The next day we parted ways; I went with PC-Swazi and my travel companions went their own way. We relaxed another day in Mbabane, cooked a tasty Mexican meal and enjoyed one more hot shower before camping in the Ngwempisi gorge the next day. There were 7 of us total staying at a tree-house for grown-ups, as we called it. It was an awesome open-air lodge/hostel place built in and around a massive boulder. There were beds to sleep 16, a kitchen, and several areas to have bonfires. Possibly the greatest part was the toilet and shower. They were situated around the boulder so there was privacy, even without a door. While sitting on the toilet or standing in the shower, you could look out and see the river valley and the many hills in the distance. Truly stunning.
On Tuesday we went hiking down to the river, across the river, and on a barefoot death hike to one of the most disappointing hot springs I’ve ever seen. Except the barefoot part across little burs and sharp twigs (which was the death hike – our feet hurt so bad!), it was really amazing. Crossing the river was a bit scary as the current was fairly strong in places, but the cool water was refreshing, and thankfully there were no crocodiles. The hike back up was difficult but only because our trail-blazers were practically flying… no “pole pole” like on Kilimanjaro! That night we sat around the fire and ate dinner before going to bed very early.
We were up and out pretty early the next morning… into Matsapha for pizza at a great place called “The Italian Job” … probably the best pizza I’ve had in Africa (other than my own homemade, of course). Then, because of planned protests in Mbabane and Manzini the next day, I went with Megan to her site for a few nights. We reminisced about Minnesota (and America in general), did massive amounts of laundry and walked around her community – a very nice place. Her family was very sweet and gave me the Swazi name “Nomaswazi” which I’m told means Swazi girl… I learned greetings in Siswati and really enjoyed seeing how another PCV in another country lives. Plus the volunteers there are awesome – we’ve hung out together in 3 different countries now!
My last night, we went back to Mbabane so I could leave early the next morning… we tried to make black bean burgers but they turned out terribly. First, we had to use lentils instead of black beans. Second, we burned the lentils. Third, we made sangria. All in all, a very fun night and a good way to exit with a bang.

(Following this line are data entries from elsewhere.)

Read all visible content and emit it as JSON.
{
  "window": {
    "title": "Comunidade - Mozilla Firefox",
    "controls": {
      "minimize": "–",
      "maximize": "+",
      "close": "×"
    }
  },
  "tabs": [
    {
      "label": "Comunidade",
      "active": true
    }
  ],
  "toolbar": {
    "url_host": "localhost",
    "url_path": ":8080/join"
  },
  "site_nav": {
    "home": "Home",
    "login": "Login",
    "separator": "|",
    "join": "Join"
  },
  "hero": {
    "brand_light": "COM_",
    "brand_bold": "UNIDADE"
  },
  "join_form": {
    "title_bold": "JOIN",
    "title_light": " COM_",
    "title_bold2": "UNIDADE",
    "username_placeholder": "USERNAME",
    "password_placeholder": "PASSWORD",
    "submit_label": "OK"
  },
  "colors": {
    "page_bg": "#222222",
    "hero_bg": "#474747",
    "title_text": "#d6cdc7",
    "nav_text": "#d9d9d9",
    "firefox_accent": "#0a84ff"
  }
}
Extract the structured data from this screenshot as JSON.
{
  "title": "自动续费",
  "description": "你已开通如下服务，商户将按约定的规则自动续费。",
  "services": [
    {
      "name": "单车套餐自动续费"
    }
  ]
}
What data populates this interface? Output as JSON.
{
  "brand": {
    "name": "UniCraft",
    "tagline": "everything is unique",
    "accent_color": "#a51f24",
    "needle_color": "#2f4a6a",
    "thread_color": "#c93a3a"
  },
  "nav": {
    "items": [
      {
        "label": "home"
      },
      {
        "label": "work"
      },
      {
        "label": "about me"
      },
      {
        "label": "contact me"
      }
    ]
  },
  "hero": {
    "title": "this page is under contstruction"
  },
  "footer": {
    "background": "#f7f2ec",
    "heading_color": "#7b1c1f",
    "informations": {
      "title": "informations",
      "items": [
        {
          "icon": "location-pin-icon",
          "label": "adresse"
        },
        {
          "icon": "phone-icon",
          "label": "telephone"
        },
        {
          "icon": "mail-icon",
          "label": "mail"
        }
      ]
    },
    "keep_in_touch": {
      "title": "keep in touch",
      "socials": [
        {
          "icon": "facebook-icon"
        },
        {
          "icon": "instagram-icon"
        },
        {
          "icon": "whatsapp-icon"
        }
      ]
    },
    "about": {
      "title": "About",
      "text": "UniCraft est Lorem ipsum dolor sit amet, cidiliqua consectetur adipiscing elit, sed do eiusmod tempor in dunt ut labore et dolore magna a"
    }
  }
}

Traveling all the way back to Lesotho wasn’t difficult, just long. My head hurt, my stomach hurt, and I didn’t want to drink too much water for fear of stopping the taxi every hour to use the bathroom. Oh, Africa. I made it back to Lesotho sort of late, but I found a friend crossing the border to share a taxi with to my destination so it worked out just fine.
I got to site on Sunday afternoon, unpacked, had a snack and fell asleep almost instantly… until 1am. My afternoon nap turned into almost 16 hours of blissful sleep before teaching again this morning!
Other than all of that, not too much new to report. I’m looking into possibilities for jobs or grad programs after I get home but it’s really daunting… One day at a time!
Love from Lesotho,
A year in America
3 months ago